Between 1909 and 1914 Torquay’s Suffragette Organiser Elsie Howey (1884-1963) was “in the vanguard’ of militancy”. She was imprisoned at least six times. Despite her many arrests, Elsie remained completely dedicated to the cause. She endured several hunger strikes and faced forced feeding. Injuries inflicted during the force-feeding broke most of her teeth – “her beautiful voice was quite ruined” – and she never fully recovered from her ordeal.
While living in Torquay, poet Alberta Vickridge (1890-1963), decided to contribute to the war effort and volunteered to join the Voluntary Aid Detachment in late 1917. The experience of working with wounded men in Torquay Town Hall Hospital led her to write two of her most anthologised poems: ‘In a VAD Pantry’ and ‘Out of Conflict’.
Violet Tweedale (1862-1936) was a Scottish author and spiritualist. In 1917 Violet investigated the Warberries’ ‘Castel-a-Mare’, Britain’s most haunted house. During the investigation one of Violet’s associates was possessed and had to be exorcised. She wrote over 30 books on spiritual subjects, such as ‘The Cosmic Christ’ (1930), and her own personal psychic experiences, including the Torquay investigation, were documented in ‘Ghosts I have Seen’ (1920). She was a gifted amateur artist, embroiderer, accomplished pianist and golfer, and a skilled orator who spoke up for workers’ rights. She collaborated with fellow spiritualist Arthur Conan Doyle, who described how Violet saw pixies in the gardens of Lupton House.
Odette Keun (1888-1978) was a Dutch adventurer, journalist and writer, who travelled extensively in the Caucasus and the early Soviet Union. She explored solutions to the world’s problems as she travelled. Odette was one of the first to comprehend the dangers of totalitarianism. She accused fellow liberals in the 1930s of being “spineless” in failing to meet the growing ideological challenges of Fascism and Communism. Odette’s alternative to the extremes of capitalism and totalitarianism emphasised private property and individual initiative and joined these freedoms with “resourceful” state intervention. She warned against excessive interference by either business or government and demanded that freedom of speech and conscience be guaranteed.

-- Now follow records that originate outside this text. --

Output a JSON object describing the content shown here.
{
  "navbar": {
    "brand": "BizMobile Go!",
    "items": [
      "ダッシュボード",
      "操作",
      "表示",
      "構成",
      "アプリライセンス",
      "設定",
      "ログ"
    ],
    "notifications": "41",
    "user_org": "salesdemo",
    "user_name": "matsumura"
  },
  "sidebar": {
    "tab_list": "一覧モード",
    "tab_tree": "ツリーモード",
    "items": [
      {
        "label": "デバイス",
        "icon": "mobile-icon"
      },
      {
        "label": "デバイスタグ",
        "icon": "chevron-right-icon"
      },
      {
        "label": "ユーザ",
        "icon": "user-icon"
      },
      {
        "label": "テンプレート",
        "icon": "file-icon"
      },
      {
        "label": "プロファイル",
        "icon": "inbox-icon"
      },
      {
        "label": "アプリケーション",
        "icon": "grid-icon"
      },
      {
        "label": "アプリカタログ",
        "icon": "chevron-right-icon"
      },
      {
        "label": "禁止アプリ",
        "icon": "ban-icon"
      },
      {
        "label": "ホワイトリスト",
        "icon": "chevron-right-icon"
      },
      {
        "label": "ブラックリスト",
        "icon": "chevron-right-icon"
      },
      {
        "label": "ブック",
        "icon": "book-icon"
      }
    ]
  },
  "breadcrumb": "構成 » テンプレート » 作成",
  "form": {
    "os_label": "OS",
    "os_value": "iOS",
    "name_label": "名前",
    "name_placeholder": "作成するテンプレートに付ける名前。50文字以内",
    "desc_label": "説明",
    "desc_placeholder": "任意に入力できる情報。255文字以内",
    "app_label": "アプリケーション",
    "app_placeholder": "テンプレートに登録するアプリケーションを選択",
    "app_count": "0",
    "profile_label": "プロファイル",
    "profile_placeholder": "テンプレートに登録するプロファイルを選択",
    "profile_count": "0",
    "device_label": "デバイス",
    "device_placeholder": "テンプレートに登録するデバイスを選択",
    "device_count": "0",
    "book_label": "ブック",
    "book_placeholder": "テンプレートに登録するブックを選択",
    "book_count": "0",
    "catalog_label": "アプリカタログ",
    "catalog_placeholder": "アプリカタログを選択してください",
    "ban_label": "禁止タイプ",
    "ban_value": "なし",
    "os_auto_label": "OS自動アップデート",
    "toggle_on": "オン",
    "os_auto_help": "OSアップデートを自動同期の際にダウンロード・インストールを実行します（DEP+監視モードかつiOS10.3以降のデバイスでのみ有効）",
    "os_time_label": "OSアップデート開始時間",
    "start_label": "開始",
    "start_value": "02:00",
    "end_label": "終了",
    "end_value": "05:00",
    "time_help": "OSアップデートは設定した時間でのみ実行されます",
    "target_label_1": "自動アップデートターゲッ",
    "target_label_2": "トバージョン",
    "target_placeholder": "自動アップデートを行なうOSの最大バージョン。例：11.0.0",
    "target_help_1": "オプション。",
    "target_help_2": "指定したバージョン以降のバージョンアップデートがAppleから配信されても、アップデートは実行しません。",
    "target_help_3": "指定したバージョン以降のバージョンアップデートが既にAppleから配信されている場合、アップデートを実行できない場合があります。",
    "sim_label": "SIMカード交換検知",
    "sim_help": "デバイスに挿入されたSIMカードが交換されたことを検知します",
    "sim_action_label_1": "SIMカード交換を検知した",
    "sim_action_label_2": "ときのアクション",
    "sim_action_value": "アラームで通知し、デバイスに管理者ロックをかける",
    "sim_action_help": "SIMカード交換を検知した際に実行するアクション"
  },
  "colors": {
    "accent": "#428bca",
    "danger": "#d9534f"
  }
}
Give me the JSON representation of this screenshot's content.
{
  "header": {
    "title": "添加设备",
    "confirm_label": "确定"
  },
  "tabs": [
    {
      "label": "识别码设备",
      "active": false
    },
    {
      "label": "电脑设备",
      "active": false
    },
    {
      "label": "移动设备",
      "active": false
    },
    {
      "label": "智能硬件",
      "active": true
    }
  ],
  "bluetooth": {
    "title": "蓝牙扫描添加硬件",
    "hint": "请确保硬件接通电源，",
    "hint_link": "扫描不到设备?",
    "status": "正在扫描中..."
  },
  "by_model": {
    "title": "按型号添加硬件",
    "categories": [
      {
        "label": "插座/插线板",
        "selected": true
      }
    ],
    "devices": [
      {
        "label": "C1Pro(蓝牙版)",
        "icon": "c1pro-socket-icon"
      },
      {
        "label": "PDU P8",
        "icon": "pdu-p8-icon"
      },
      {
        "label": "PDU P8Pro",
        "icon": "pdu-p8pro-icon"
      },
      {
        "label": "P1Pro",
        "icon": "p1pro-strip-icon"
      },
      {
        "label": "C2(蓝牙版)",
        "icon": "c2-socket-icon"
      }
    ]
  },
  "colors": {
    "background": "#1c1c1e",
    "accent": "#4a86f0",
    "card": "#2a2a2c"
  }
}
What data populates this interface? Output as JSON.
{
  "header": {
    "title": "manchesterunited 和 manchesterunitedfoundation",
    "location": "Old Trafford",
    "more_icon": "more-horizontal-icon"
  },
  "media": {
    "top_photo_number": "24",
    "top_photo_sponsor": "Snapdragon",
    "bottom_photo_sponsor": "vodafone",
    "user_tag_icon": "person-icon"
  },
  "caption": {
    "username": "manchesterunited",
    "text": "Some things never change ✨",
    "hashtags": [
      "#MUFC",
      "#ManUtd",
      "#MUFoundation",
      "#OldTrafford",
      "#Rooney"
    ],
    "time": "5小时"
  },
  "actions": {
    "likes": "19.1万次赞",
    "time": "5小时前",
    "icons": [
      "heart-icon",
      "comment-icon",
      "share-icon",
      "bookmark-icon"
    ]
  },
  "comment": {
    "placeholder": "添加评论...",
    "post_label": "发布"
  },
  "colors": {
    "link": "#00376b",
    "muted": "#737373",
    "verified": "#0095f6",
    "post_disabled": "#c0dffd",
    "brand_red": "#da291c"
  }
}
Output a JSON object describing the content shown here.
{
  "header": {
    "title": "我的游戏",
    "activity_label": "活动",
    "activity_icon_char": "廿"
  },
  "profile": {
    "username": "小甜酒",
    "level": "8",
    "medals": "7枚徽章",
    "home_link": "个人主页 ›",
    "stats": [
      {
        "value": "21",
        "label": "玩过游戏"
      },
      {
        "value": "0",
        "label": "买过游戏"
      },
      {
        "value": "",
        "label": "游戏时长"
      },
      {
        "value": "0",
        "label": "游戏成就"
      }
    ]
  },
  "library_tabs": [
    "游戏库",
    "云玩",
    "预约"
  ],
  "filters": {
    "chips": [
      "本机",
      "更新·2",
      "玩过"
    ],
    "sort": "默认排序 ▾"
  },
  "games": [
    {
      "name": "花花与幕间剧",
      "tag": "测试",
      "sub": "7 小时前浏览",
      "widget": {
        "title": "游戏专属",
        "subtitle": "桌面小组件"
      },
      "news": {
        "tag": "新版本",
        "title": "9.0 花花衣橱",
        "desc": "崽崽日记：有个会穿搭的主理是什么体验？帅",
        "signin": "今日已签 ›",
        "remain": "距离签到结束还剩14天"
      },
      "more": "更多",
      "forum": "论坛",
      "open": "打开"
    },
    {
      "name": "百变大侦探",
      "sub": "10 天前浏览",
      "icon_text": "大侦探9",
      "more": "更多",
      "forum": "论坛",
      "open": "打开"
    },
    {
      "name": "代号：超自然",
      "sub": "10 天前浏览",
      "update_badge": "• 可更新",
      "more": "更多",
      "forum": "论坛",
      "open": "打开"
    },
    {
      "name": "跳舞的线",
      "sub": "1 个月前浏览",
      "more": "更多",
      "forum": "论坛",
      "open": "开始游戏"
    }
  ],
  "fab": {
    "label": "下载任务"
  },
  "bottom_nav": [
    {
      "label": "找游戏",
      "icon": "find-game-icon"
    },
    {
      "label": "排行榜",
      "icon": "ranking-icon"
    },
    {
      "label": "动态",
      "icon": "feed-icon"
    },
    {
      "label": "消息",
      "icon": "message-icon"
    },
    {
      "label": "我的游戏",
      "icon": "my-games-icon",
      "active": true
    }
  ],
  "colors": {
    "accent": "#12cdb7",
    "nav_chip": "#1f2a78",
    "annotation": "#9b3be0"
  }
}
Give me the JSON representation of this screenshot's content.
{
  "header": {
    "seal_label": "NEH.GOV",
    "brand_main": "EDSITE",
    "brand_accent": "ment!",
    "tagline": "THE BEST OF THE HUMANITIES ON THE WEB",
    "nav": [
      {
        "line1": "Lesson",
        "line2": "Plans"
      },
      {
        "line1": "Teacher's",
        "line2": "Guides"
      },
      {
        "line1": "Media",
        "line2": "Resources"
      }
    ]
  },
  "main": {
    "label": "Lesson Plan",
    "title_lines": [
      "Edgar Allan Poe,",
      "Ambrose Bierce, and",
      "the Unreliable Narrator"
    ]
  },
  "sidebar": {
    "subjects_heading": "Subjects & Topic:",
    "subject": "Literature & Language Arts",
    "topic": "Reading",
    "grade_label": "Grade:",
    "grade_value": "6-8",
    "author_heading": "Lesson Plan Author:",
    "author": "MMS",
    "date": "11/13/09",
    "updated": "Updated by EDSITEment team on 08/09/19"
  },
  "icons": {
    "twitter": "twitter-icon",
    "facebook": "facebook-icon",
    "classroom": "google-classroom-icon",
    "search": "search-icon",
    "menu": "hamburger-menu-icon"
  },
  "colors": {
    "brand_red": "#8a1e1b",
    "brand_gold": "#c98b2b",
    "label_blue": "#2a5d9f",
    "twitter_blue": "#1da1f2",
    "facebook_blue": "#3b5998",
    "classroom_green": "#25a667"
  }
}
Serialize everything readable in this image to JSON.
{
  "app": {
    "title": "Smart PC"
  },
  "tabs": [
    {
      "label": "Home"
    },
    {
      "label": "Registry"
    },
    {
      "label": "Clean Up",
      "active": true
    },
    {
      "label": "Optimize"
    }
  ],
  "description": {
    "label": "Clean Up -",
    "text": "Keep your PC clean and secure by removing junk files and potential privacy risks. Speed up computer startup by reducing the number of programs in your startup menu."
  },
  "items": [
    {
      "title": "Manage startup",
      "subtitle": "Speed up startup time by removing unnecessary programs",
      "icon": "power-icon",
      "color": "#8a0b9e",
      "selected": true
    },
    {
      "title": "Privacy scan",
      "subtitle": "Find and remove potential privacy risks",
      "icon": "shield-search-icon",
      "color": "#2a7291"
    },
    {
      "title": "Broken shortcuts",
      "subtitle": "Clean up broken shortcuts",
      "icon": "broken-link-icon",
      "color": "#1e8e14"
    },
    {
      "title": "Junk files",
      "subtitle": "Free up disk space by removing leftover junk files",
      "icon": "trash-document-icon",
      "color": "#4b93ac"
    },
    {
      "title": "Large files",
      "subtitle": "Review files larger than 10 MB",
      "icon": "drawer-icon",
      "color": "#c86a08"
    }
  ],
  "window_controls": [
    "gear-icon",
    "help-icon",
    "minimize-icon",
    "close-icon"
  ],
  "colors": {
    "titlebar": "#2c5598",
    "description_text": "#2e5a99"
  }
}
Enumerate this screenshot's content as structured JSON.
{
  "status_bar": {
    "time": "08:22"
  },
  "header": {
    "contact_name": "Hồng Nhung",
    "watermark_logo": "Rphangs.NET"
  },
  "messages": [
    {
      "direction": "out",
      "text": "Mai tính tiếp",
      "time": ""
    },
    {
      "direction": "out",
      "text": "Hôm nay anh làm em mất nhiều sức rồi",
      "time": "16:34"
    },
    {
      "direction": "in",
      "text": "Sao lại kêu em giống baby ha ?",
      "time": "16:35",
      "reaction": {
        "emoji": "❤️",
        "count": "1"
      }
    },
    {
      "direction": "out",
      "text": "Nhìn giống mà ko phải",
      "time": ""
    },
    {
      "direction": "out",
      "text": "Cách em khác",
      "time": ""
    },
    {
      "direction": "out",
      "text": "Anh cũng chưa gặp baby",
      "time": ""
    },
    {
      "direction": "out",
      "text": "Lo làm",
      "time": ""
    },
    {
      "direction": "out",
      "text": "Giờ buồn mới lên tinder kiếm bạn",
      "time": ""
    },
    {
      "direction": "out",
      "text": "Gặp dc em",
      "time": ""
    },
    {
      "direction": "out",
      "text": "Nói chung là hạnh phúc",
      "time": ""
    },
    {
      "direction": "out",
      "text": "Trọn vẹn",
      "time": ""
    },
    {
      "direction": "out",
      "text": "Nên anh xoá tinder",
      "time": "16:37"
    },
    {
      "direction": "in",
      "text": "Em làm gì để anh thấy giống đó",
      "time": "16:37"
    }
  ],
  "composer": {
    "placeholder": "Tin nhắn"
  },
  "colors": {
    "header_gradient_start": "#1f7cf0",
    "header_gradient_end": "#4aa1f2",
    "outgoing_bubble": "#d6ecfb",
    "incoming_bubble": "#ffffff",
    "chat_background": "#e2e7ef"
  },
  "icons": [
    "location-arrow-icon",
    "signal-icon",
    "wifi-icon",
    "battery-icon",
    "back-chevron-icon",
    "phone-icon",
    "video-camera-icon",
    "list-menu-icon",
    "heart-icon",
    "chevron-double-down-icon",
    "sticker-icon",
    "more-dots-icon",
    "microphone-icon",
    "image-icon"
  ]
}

Ruby Murray (1935-1996) was one of the most successful stars in the history of British popular music and the biggest-selling female artist of the 1950s. The young Irish singer set a chart record in 1955 for having five recordings in the top 20 simultaneously – a feat equalled only by Elvis and Madonna. She had her own television show, starred at the London Palladium, appeared in a Royal Command Performance, and toured the USA, Malta and North Africa. Frank Sinatra told her, “You’re a hell of a great singer and I am your greatest fan.”